It’s also a region that will be familiar with cyclists as the home of the UCI.
For a full description of Lake Geneva Region’s cycling offering, visit here.
With lake-front roads but surrounded by steep hills, cycling in this region can be as easy or challenging as you like.
The Jura Mountains, scene of some classic battles in the Tour de Suisse and Tour de France, offer some fantastic climbing. The Marchairuz Pass and the Mollendruz Pass, as featured in the video, are tough but rewarding ascents with scenic views back to the lake below.
When not on the bike, there’s no shortage of activities to enjoy. There are a number of highly regarded museums in the region – including the Swiss National Museum in Nyon.

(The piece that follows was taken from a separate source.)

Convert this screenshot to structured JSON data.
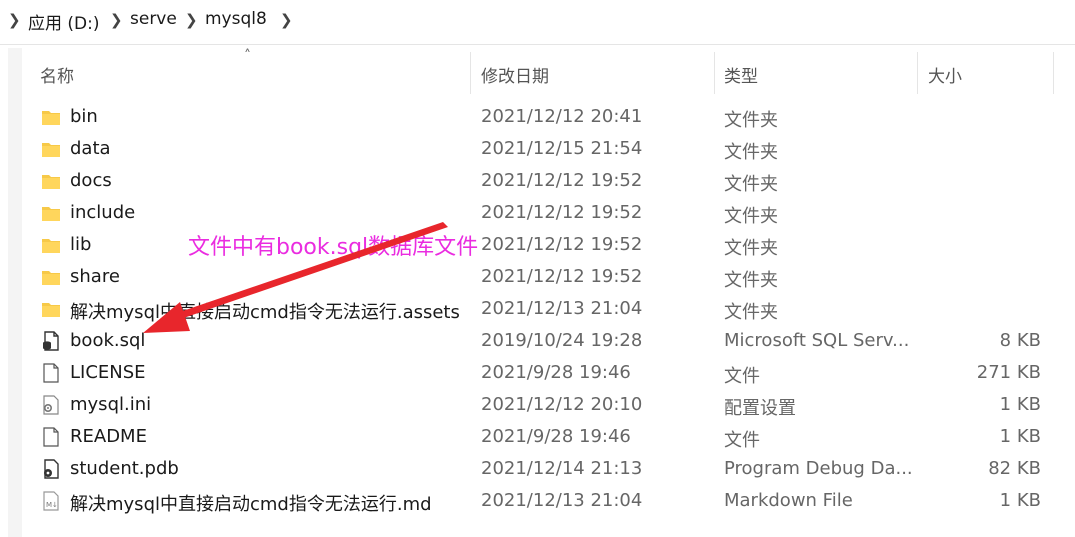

The Joux Valley is the home to one of Switzerland’s most famous industries, watchmaking. Espace horloger, a stunning interactive museum dedicated to the craft, is well worth a visit. It’s also worth stopping by the Vacherin Mont-d’Or museum for an insight into this interesting cheese.
We’re producing a limited run of the Discovering Switzerland kit, as worn by Keir and Dave throughout the series. Made by Cuore of Switzerland, these kits are both stylish and comfortable for long days in the saddle.
To pre-order or check out the items, visit the CyclingTips Emporium. The order window will close Monday 2nd April, with kits to be delivered within 6-8 weeks.